*Task brief*
Nothing but the lines from the one containing "Give me the JSON representation of this screenshot's content." through the end of the data should be output, each reproduced exactly.

------ Entries provided ------

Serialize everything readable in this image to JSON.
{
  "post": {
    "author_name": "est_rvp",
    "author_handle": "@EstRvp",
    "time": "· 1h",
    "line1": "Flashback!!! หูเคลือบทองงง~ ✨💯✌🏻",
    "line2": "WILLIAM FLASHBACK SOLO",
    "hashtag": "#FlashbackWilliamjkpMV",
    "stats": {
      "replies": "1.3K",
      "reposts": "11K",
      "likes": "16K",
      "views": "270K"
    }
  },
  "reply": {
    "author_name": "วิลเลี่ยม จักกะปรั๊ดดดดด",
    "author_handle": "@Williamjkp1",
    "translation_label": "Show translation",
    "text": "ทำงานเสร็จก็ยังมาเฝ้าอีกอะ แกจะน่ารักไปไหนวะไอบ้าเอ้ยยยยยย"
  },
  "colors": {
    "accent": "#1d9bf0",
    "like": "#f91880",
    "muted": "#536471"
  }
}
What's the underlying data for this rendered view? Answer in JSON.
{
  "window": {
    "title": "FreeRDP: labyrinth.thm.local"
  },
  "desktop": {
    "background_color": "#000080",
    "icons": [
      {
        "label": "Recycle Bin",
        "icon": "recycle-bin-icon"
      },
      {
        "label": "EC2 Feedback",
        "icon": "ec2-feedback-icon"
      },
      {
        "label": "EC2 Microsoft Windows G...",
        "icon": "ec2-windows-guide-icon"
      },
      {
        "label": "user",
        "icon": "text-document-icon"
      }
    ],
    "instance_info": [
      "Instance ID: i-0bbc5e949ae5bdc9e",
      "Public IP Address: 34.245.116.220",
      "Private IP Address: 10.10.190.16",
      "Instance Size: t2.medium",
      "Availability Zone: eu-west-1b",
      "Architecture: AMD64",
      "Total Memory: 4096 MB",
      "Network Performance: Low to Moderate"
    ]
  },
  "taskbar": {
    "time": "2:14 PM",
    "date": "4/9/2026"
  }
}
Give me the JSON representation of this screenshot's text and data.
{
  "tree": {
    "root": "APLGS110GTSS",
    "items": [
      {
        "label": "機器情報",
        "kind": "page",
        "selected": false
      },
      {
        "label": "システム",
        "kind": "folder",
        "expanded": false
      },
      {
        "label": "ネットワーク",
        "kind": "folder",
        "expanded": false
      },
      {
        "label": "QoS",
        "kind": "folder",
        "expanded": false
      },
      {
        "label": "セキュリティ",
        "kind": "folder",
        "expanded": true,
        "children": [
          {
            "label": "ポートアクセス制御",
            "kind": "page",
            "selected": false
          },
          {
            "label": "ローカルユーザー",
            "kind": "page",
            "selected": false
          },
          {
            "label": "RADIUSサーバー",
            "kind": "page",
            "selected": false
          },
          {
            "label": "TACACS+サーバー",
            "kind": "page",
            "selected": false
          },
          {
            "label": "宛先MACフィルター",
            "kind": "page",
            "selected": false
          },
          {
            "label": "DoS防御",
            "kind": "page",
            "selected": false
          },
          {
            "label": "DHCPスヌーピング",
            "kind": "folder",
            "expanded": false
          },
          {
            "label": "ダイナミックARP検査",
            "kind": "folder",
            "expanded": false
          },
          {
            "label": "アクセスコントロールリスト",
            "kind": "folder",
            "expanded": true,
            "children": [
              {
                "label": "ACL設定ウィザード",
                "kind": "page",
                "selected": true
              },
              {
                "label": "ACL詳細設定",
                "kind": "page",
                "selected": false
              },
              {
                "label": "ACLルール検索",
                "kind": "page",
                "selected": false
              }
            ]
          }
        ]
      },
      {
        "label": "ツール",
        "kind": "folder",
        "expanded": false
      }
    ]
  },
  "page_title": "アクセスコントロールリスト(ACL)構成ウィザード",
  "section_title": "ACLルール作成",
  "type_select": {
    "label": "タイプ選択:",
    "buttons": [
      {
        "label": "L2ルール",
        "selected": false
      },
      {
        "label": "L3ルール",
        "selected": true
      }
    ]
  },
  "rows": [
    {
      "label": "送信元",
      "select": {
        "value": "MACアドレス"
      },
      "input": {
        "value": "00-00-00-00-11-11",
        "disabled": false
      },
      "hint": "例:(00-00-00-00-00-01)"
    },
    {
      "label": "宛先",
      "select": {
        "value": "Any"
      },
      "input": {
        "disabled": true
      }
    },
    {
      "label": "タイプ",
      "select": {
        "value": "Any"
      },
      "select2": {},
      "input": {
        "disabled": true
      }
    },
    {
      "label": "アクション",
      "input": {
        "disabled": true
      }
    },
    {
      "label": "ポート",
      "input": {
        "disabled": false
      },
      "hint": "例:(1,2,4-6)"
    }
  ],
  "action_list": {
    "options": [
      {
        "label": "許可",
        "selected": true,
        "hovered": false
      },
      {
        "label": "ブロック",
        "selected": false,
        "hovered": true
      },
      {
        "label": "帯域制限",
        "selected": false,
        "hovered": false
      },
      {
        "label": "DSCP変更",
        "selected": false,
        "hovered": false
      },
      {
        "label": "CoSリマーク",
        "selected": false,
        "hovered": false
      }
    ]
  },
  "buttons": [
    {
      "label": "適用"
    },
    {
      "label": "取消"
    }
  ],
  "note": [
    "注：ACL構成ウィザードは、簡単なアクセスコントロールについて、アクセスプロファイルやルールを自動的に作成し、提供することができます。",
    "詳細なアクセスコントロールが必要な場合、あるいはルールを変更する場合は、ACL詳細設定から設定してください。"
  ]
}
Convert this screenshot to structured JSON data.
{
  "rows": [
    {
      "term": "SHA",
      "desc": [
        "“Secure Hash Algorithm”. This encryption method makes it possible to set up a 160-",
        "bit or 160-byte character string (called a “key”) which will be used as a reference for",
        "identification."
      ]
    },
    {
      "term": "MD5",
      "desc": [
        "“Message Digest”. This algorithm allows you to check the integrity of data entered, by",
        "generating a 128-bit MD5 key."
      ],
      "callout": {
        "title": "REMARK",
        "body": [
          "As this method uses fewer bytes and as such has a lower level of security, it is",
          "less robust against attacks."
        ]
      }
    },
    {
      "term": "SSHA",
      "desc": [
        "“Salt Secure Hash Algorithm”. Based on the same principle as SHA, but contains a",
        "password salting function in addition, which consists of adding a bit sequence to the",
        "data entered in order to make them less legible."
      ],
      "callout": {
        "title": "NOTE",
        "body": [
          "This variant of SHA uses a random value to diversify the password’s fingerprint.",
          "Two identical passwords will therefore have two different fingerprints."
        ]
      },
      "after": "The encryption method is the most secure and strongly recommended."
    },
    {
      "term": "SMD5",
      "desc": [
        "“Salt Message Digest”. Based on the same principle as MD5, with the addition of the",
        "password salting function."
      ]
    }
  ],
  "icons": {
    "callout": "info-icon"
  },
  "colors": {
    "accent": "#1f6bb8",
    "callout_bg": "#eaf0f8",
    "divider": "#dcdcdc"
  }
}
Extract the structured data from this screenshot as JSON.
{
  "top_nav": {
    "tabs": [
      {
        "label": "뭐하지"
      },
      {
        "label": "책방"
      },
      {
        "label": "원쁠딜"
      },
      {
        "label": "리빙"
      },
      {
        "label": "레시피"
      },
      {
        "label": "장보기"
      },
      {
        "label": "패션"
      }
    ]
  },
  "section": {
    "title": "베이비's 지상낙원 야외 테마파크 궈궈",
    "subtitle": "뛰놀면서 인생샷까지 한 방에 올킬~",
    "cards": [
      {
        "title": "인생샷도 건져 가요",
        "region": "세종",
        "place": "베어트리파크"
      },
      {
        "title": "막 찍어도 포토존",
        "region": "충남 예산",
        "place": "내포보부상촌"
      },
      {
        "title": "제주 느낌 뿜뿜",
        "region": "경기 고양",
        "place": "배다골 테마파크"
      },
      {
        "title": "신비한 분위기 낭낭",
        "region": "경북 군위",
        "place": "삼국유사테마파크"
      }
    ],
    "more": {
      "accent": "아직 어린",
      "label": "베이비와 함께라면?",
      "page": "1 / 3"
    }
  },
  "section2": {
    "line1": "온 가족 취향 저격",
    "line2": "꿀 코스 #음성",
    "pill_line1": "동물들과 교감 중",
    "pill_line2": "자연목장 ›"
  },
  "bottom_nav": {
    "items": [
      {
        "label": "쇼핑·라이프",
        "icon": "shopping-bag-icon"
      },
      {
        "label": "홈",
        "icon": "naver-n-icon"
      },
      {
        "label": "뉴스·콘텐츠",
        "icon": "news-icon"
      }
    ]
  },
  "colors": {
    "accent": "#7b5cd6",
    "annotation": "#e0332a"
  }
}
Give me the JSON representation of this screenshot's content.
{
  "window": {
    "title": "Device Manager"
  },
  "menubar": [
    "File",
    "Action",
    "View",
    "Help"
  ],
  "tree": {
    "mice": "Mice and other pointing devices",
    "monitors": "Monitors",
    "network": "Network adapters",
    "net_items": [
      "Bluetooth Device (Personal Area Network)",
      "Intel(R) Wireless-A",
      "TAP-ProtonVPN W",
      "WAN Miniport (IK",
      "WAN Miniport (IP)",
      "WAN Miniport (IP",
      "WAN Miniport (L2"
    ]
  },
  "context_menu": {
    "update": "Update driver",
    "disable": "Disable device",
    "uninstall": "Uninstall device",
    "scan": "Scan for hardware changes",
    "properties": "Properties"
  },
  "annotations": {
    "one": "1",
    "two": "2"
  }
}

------

*Answer area*
Give me the JSON representation of this screenshot's content.
{
  "window": {
    "title": "Device Manager"
  },
  "menubar": [
    "File",
    "Action",
    "View",
    "Help"
  ],
  "tree": {
    "mice": "Mice and other pointing devices",
    "monitors": "Monitors",
    "network": "Network adapters",
    "net_items": [
      "Bluetooth Device (Personal Area Network)",
      "Intel(R) Wireless-A",
      "TAP-ProtonVPN W",
      "WAN Miniport (IK",
      "WAN Miniport (IP)",
      "WAN Miniport (IP",
      "WAN Miniport (L2"
    ]
  },
  "context_menu": {
    "update": "Update driver",
    "disable": "Disable device",
    "uninstall": "Uninstall device",
    "scan": "Scan for hardware changes",
    "properties": "Properties"
  },
  "annotations": {
    "one": "1",
    "two": "2"
  }
}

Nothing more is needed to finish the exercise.